“Fuselage halves: these two parts are basically divergent and keeping them glued together will call for some ingenuity”
The cottage industry, instead, uses much softer materials for its tooling. Most often, plastic monomers (resins) are used. Nobody can predict how many “shots” a resin tool will withstand: it could be one or one thousand; it is rarely more than that. The injection presses used for such tools work at low pressure, but simple mathematics tells us that even a manual-lever machine can direct over a ton of pressure at the thinnest point of a tool!
“Fin and tailcone: mating this with the fuselage is an extra step probably required by limited tool size”
All of this means that low-pressure kits start off pretty sharp at the early end of the run, get grubby later on, and as the tool threatens to fragment at the end of the run, end up pretty hairy. This is why, in 2002, my Tu-154 had looked very spruce, while the one I got in 2007 looked pretty sad.
Sad or not, the kit’s essential virtues – shape fidelity and superb engraved surface detail – shine through the flash. The stylish box contains 49 plastic parts, 43 photoetched parts, a decal sheet, and clear instructions with a colour-printed decal map.
“Centre section, tail: superb engraved detail shows in every part”
There are three gripes I have with the parts breakdown. First, the fuselage tailcone is a separate part and has to be cemented to the fuselage. This may have been done because the tool was size-limited, or to facilitate a planned Tu-154M kit. Whatever the reason, it makes life a bit more difficult than it needs to be. Second, the tailplane (or horizontal stabilizer) is moulded together with the fin/tailplane “bullet and sting,“ and, possibly as a result, the prominent sting looks somewhat anaemic.
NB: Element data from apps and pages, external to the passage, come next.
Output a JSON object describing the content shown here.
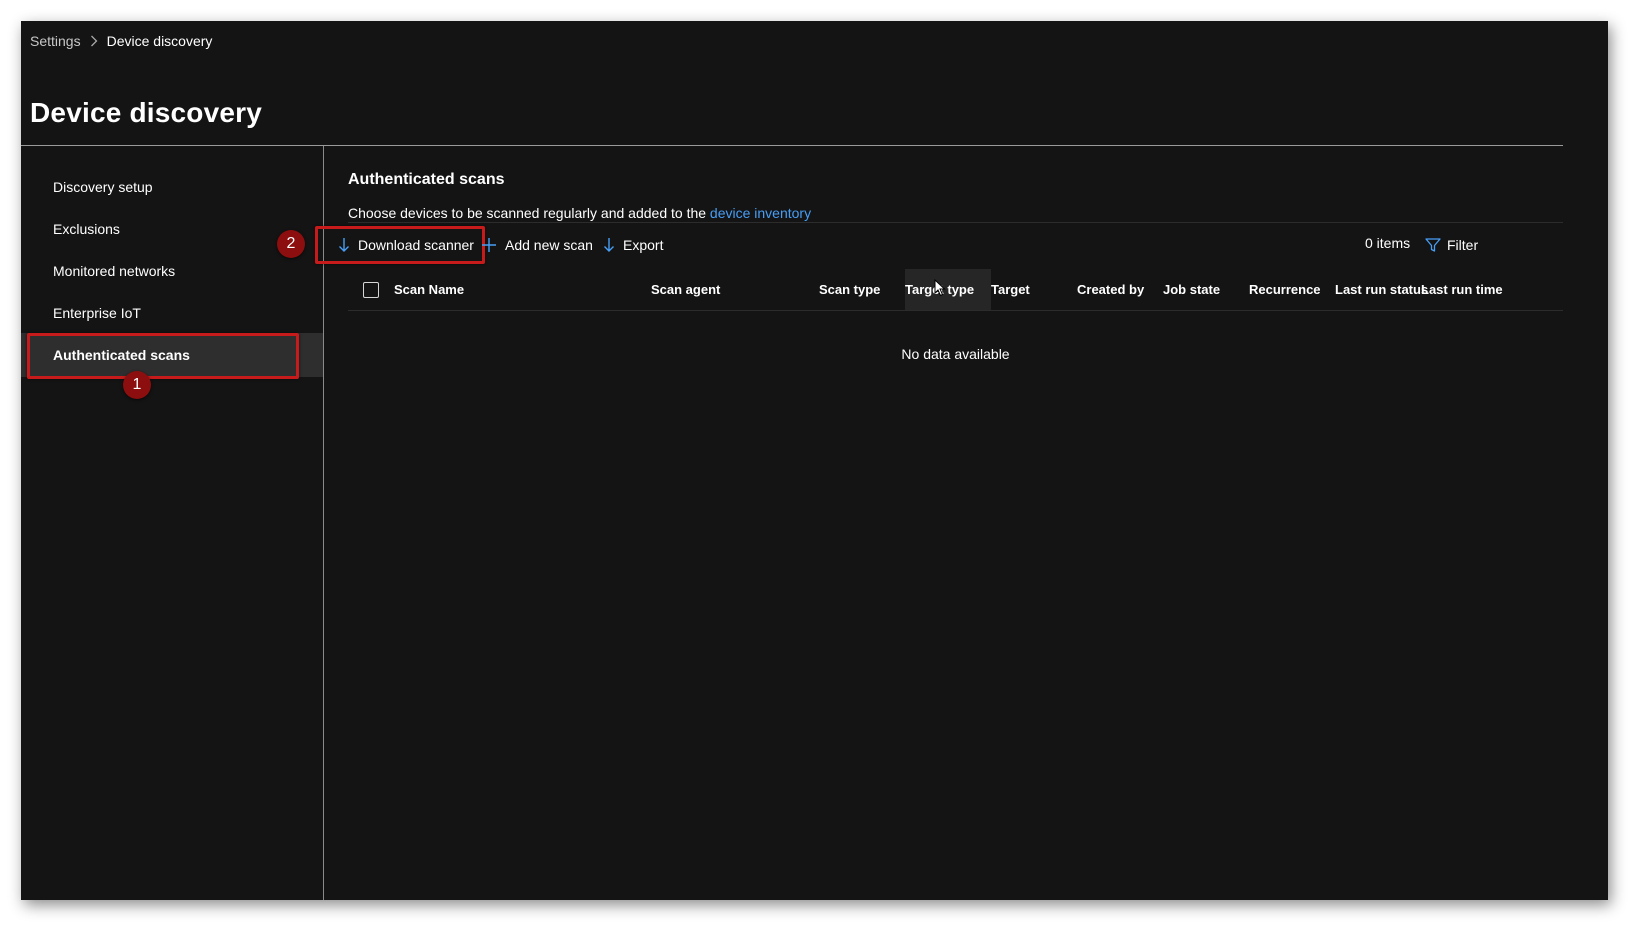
{
  "breadcrumb": {
    "parent": "Settings",
    "current": "Device discovery"
  },
  "page_title": "Device discovery",
  "sidebar": {
    "items": [
      {
        "label": "Discovery setup"
      },
      {
        "label": "Exclusions"
      },
      {
        "label": "Monitored networks"
      },
      {
        "label": "Enterprise IoT"
      },
      {
        "label": "Authenticated scans",
        "selected": true
      }
    ]
  },
  "annotations": {
    "step1": "1",
    "step2": "2",
    "highlight_color": "#c71b1b",
    "badge_color": "#8c0e0e"
  },
  "main": {
    "section_title": "Authenticated scans",
    "description_prefix": "Choose devices to be scanned regularly and added to the ",
    "description_link": "device inventory",
    "link_color": "#479ef5"
  },
  "toolbar": {
    "download_label": "Download scanner",
    "download_icon": "arrow-down-icon",
    "add_label": "Add new scan",
    "add_icon": "plus-icon",
    "export_label": "Export",
    "export_icon": "arrow-down-icon",
    "items_count": "0 items",
    "filter_label": "Filter",
    "filter_icon": "funnel-icon"
  },
  "table": {
    "columns": [
      "Scan Name",
      "Scan agent",
      "Scan type",
      "Target type",
      "Target",
      "Created by",
      "Job state",
      "Recurrence",
      "Last run status",
      "Last run time"
    ],
    "empty_text": "No data available"
  }
}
Third, though we get two centre engine intake lips, there is no intake trunk.
“Wing top: no sink marks are evident at all”
There is plentiful flash throughout and one or two major but localised surface imperfections. There are no sink marks at all, not even on the outer wings. This is particularly surprising as the wings are moulded in a single piece, like those of the Revell 727, and everyone knows that the Revell’s wings have always had big sink marks!
“Wing bottom: the single-piece outer wings are reminiscent of the Revell 727”
Getting the two fuselage halves to mate properly was a chore five years ago, and threatens to be even more of a chore today. You see, the halves are basically divergent from each other. This calls for extra-strong glue, plenty of tight elastic bands – and crossed fingers.
“Small parts: a curate’s egg of good and bad points”
Most of the many photoetched parts are pretty useless if, like me, you prefer to make your aerials from plastic card. The main photoetched parts, however, are good. Sadly, the fan faces have no “discs” (or spinners). Worse, the engine halves have no locating ridges for the photoetched fans. Worse still, the fans are far too small. All this makes for much extra work. The photoetched thrust reverser grilles are my favourite part in the kit. They beat decal reversers into a cocked hat and lend the engines an entirely credible, businesslike appearance. Yet (you guessed!) they have no inner support of any kind, calling for much improvisation. The two sweet little grilles for the air conditioning spill valves on the inboard top wing are a pain to fit.
“Engines: very businesslike once fitted with their superb reverser grilles”
The decal would have been one of Russian Project’s better efforts, but for two things: the too-pale blue for the Aeroflot cheatline, and the too-small and too-upright Soviet flag. I am planning to use aftermarket decals, but it would have been nice to have a good long pro-and-anti think before opting for them.
“Decal: shapes and typefaces are mostly true, but colour is way off”
Putting the kit together will be a lengthy and occasionally frustrating chore, but the end result will be worth every moment! In many ways, the OKB kit of the immortal Tupe is like the aircraft itself. An engineer on Balkan’s Tu-154 fleet once told me, “she’s like a highly-strung beauty: when she’s all set up, nothing can touch her; getting her all set up and keeping her all set up is a bitch!”
“Instructions: the kit was clearly meant for export only, with English used thoughout”